Celoron Mayor Succumbs To Cancer
CELORON – Loren Smith last spoke to Jack Keeney on March 1. Both men knew it would be the last time either spoke to one another.
“He knew I was saying my goodbyes and I knew he was saying his goodbyes,” Smith said.
Keeney, mayor of Celoron since 2009 and longtime head coach of the Panama football team, died Saturday of cancer.
Friends and colleagues were notified of Keeney’s death Sunday morning. Many recall a man dedicated to youth and eager to unite the community.
“It’s been a great honor working for him,” Celoron Clerk Shirley Sanfilippo told The Post-Journal. “He was one of the best mayors I’ve ever worked for. He did a great job serving this community.”
Said Scott Schrecengost, Celoron trustee and deputy mayor, “He’s going to be greatly missed. Those are going to be some pretty big shoes to fill.”
“The community is sure going to miss him,” he said. “He really changed things around. He put together a Christmas party for the youth and worked with the seniors. He worked to bring this whole community together.”
Schrecengost will serve as acting mayor of Celoron until the village’s April 8 meeting, at which time a new leader will be appointed to fill the remainder of Keeney’s term.

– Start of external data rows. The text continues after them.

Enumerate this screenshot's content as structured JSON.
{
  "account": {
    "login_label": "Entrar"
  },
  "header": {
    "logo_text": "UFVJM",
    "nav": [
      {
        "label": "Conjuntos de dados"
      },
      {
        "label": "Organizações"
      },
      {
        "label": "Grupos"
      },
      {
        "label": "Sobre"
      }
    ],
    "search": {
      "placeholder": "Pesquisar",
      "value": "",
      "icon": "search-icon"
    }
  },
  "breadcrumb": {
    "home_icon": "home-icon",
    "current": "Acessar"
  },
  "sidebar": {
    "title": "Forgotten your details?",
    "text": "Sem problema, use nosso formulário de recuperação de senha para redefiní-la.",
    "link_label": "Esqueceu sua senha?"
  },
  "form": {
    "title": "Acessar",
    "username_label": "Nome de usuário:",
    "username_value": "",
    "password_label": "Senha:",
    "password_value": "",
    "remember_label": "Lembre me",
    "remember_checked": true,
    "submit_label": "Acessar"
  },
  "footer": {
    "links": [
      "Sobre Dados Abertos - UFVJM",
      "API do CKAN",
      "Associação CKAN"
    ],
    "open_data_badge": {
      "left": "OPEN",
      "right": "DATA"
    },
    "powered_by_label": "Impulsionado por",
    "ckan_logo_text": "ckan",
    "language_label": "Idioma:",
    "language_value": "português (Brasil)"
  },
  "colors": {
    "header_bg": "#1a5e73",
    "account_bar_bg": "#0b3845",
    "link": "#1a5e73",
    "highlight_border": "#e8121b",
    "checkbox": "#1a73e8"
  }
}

Before becoming mayor, Keeney was a physical education teacher at Panama Central School; he served as athletic director for three decades and coached numerous sports teams, including the football program for 33 years.
Keeney retired in 1996, but remained active in the community.
Smith, a fifth-grade math teacher at Panama, was an assistant football coach alongside Keeney for almost a decade. A little more than a week ago, Smith was at Keeney’s side again. This time it was to say farewell.
“I told him I was thankful he would let me see him, and he told me he was glad I came over. I told him I wasn’t doing it for him. I was doing it for me. That put a smile on his face.”
Smith said Keeney had a way of motivating his football teams over the years, some of which went on to win at then-named Rich Stadium. Playing on the Buffalo Bills’ home turf at the time was the equivalent of playing in a college football bowl game.
Keeney also coached teams that never saw the win column. But it didn’t matter, Smith said. Even the struggling teams under Keeney thought they were going to win.
“He was special,” Smith said. “He was sharp right up to the end. He was an innovator, especially in the classroom. On the field, he had a way with words.
“I remember coming in Monday thinking our team was going to be annihilated. By Friday he had us believing that we would win. And win convincingly. Panama beat a lot of teams they shouldn’t have. (Keeney) just had a way of thinking outside the box.”
Keeney was active in the village up until his death. He told reporters last month he was disappointed to see Celoron would not be receiving critical state funding for village programs, including a boardwalk project and improvements for the Lucille Ball Memorial Park.
“We are a community that can’t afford something like this on our own,” Keeney said at the time. “We reached our hands out and we got turned down.”
Sanfilippo said Keeney was dedicated to the people of Celoron.
“He cared about this community,” she said. “He was a great guy, and a great mayor.”
Keeney is survived by his wife Mary E. Janetos Keeney, with whom he celebrated his 50th anniversary last summer; a daughter, Kristine K. (James) Swanson of Lakewood; and a son, Michael J. (Maggie) Keeney of Lockport.